I often look for myself in my children. There are some things about one’s self that one does not want to see. Your faults seem so magnified when your children have them.
Neither my honey nor I are good at making decisions. I always change my mind about things, then spend a good amount of energy regretting the fact that I changed my mind and wondering what would have happened had I not changed my mind. It is annoying.
This is what my morning looked like: I asked Cake if he’d like to choose his own clothes, or if I should pick them out for him. He wanted to choose them. Then he changed his mind. I should choose them. When I came out with a striped tank top and brown shorts, he regretted not picking out his clothes himself. Then he went back and chose another shirt after bickering with my honey about if he was allowed to choose another shirt, since he did say that I could pick out his outfit.
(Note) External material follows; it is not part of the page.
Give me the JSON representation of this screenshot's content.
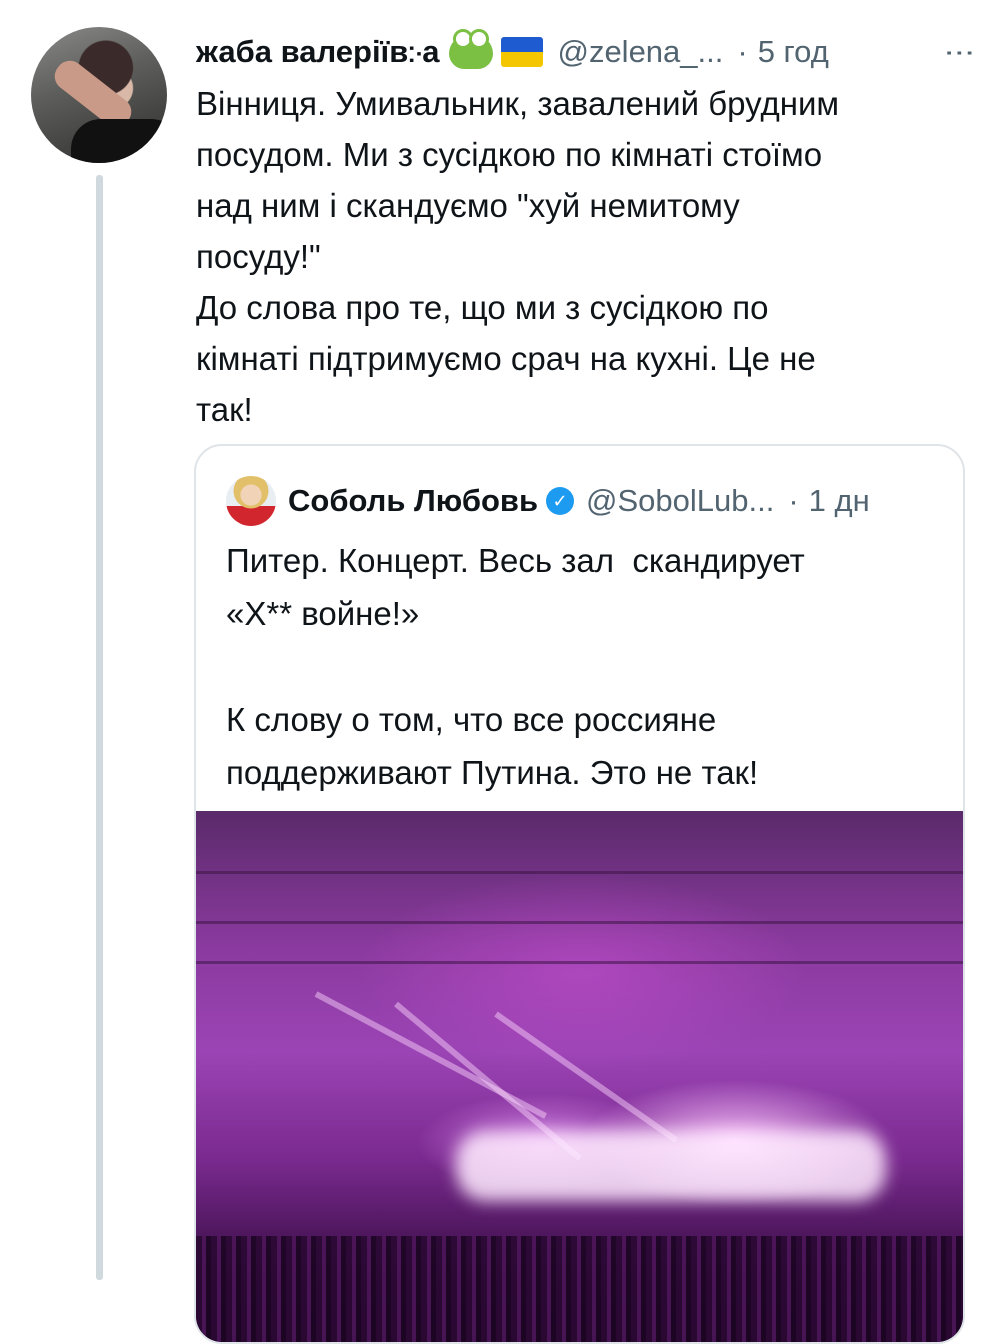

When it was time to go, he went to put on his blue sneakers. He was initially going to wear his new brown shoes that I got on sale. I told him if he did not want them, I could return them to the store. He wanted them. He wanted them, but he didn’t want to wear them. We said, that if he didn’t want to wear them that was fine, but we’d need to return them if he had no plans to ever wear them. So he put them on. I grabbed his visor, which he had wanted to wear yesterday. He got his helmet and scooter. Trucker, who had been waiting patiently while all of the shoe fuss was happening, already had his helmet and was ready to go. We left for daycare. When we got downstairs, Cake said he didn’t want to wear his brown shoes. Normally, I would have just said, “Oh well. Too bad, Kiddo.” But I noticed that they looked a little big. So I offered to go back up and switch for the blue. Of course now, I won’t be able to return them. The key didn’t work in the lock, so we walked over to the other door. (Trucker scooted.) When we got to the other door, Cake said, “I’ll wear them.” Ugh. Ok, so we set off for daycare. But first Cake stopped, got off his scooter, handed me his helmet and grabbed his visor. “I thought you wanted to scoot.” “No.” So we start to walk, but by this time, I’m really annoyed. And I don’t know why I was carrying his scooter. I should have made him do it.
We cross the street. We’re standing on an overpass, on the other side of which is a very busy blind turn. Trucker bolts across the overpass. Cake grabs the scooter, and tries to start scooting without his helmet. In all honesty, I’m sure scooting without a helmet is fine. But we’ve pounded the helmet need into their heads pretty well, so I didn’t want him throwing it away. Trucker is half-way across the bridge heading for the dangerous corner. I whisk off Cakie’s visor, plop his helmet on his head and run after Trucker. Of course, he starts crying. When we got to the other side of the dangerous corner, Cake said through his tears, “I was just going to walk my scooter. I wasn’t going to ride it.” Oh. Well, I had to save your brother from death-by-SUV, sorry I was in a rush.
Here’s the thing, if I went over this, many of the things we fought about were created by the parents. He didn’t need to wear those shoes. He didn’t. Why did we make him wear them? If we hadn’t forced him, I could be on my way to the store right now to get my money back. I’m actually strongly in favor of not forcing kids to wear clothes they hate. I just remember from my own childhood, how miserable the wrong clothing item could make me. If I hadn’t made him wear the shoes, the trip to school would have been a lot easier. And I could have still returned them. I know now, that they will probably not be worn again.
Trucker survived the trip to school, happy as a sweet baby clam. When we arrived, Cake came to me and gave me a big kiss. And said he loved me.
I hate bickering. I hate feeling like mornings like this could be avoided somehow. What is most frustrating is seeing that it is this fault that he got from his moms that is making us so annoyed. Yeesh.
Anyway. I hope those shoes don’t hurt his sweet little feet today.